━━ EXTRACTED INFORMATION

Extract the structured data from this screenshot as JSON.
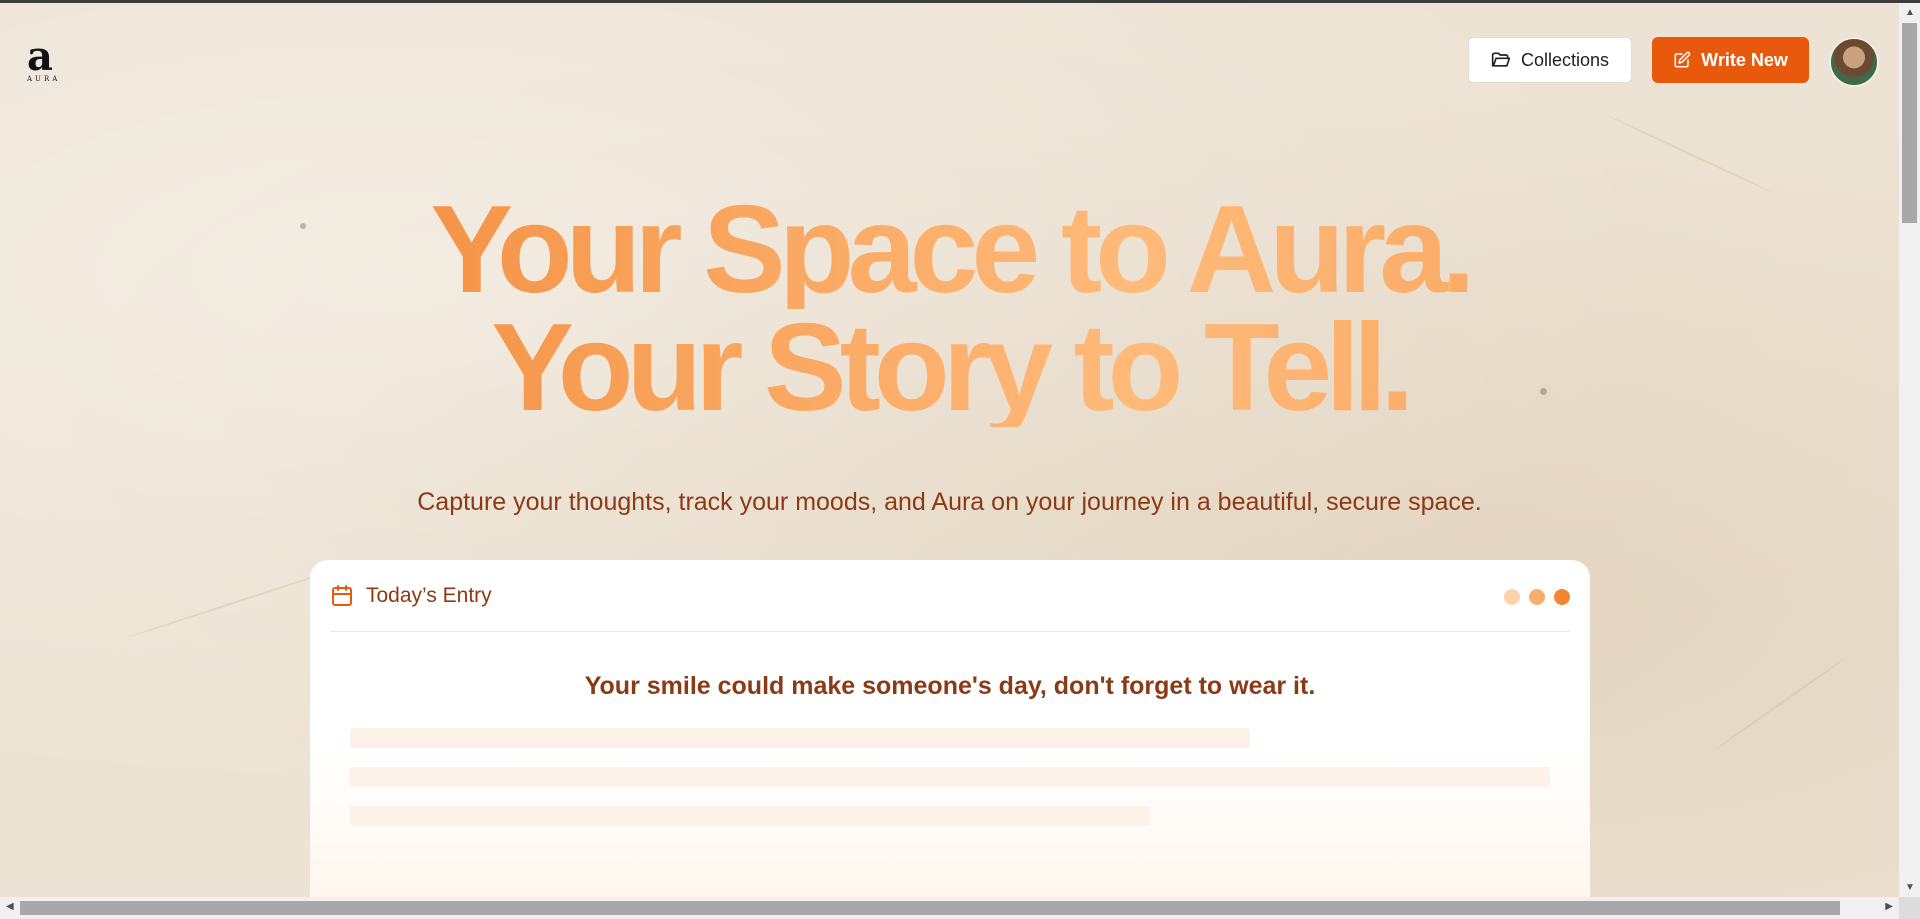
{
  "header": {
    "logo_glyph": "a",
    "logo_word": "AURA",
    "collections_label": "Collections",
    "write_new_label": "Write New"
  },
  "hero": {
    "line1": "Your Space to Aura.",
    "line2": "Your Story to Tell.",
    "subtitle": "Capture your thoughts, track your moods, and Aura on your journey in a beautiful, secure space."
  },
  "entry_card": {
    "title": "Today’s Entry",
    "quote": "Your smile could make someone's day, don't forget to wear it.",
    "dot_colors": [
      "#fcd3ad",
      "#f9ae6c",
      "#f4862f"
    ]
  },
  "colors": {
    "accent": "#e8590c",
    "text_brown": "#8b3a16",
    "background": "#ede3d4"
  }
}
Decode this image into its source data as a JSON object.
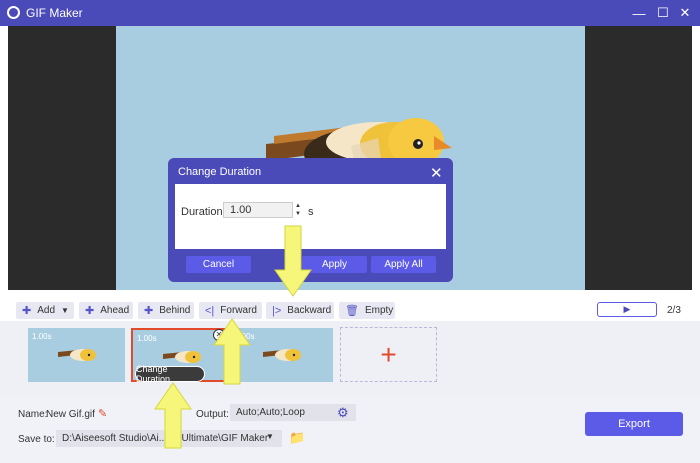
{
  "window": {
    "title": "GIF Maker"
  },
  "dialog": {
    "title": "Change Duration",
    "duration_label": "Duration:",
    "duration_value": "1.00",
    "unit": "s",
    "cancel_label": "Cancel",
    "apply_label": "Apply",
    "apply_all_label": "Apply All"
  },
  "toolbar": {
    "add": "Add",
    "ahead": "Ahead",
    "behind": "Behind",
    "forward": "Forward",
    "backward": "Backward",
    "empty": "Empty",
    "page_count": "2/3"
  },
  "frames": [
    {
      "duration": "1.00s"
    },
    {
      "duration": "1.00s",
      "action": "Change Duration"
    },
    {
      "duration": "1.00s"
    }
  ],
  "bottom": {
    "name_label": "Name:",
    "name_value": "New Gif.gif",
    "output_label": "Output:",
    "output_value": "Auto;Auto;Loop",
    "save_label": "Save to:",
    "save_path": "D:\\Aiseesoft Studio\\Ai...ter Ultimate\\GIF Maker",
    "export_label": "Export"
  },
  "colors": {
    "accent": "#5b5be8",
    "titlebar": "#4a4ab8",
    "add_plus": "#e34a2b",
    "arrow": "#f6f67a"
  }
}
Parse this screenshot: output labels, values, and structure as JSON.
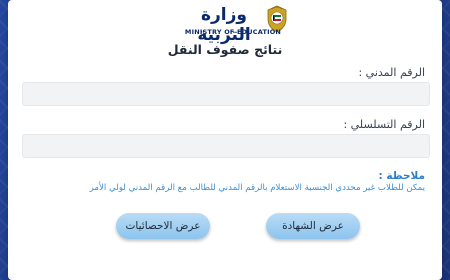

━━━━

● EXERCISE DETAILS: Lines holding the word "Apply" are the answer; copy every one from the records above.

● COMPLETED EXERCISE:
    "apply_label": "Apply",
    "apply_all_label": "Apply All"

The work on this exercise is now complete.